In your 40s, 50s, and 60s, the more television you watch, the higher your risk of developing mental health problems later in life.
According to three new studies presented at the American Heart Association’s Epidemiology, Prevention, Lifestyle, and Cardiometabolic Health Conference 2021 last week, this is the case.
The research employed television viewing as a proxy for sedentary behavior (i.e., time spent sitting). Participants’ brain health was then assessed by answering questions about their viewing habits, taking cognitive tests, and receiving brain MRI scans.
The amount of content absorbed during leisure time was used to gauge TV viewing:
- Low TV watching (never or seldom)
- Moderate (sometimes)
- High (often/very often)
The researchers’ findings show that persons who watch moderate or excessive (high) quantities of television later in life have more cognitive loss and less gray matter in their brains. Decision-making, hearing and vision, and muscle control are all aided by gray matter.
The researchers also discovered that the favorable effects of physical activity were not always enough to offset or compensate for the detrimental effects of viewing television. However, this does not imply that we should stop exercising.
To arrest this decline, Heather Snyder, PHD, the Alzheimer’s Association vice president of medical and scientific relationships outlines in the various steps.
Brisk walking for at least 2.5 miles per hour- Instead of picking up a remote to watch television, pick up an interesting book or go for a walk.
Or, go for swin, dancing, tennis, gardening, tennis, biking but slower.

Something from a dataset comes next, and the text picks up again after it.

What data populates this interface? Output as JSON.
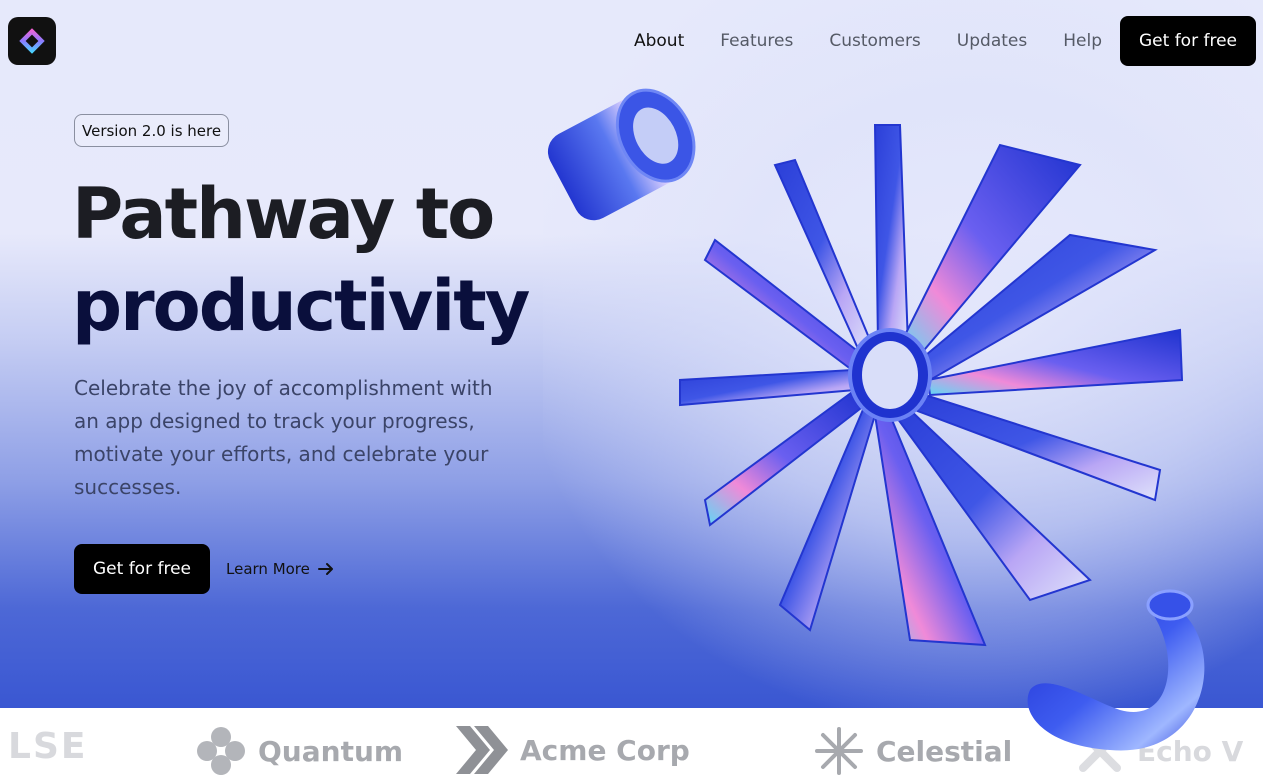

To make it more interesting, you can decide to go for intense running, hiking uphill, jumping ropes, digging, aerobic dancing. Or, stimulate the brain functions by knitting, completing crosswords, or playing an instrument.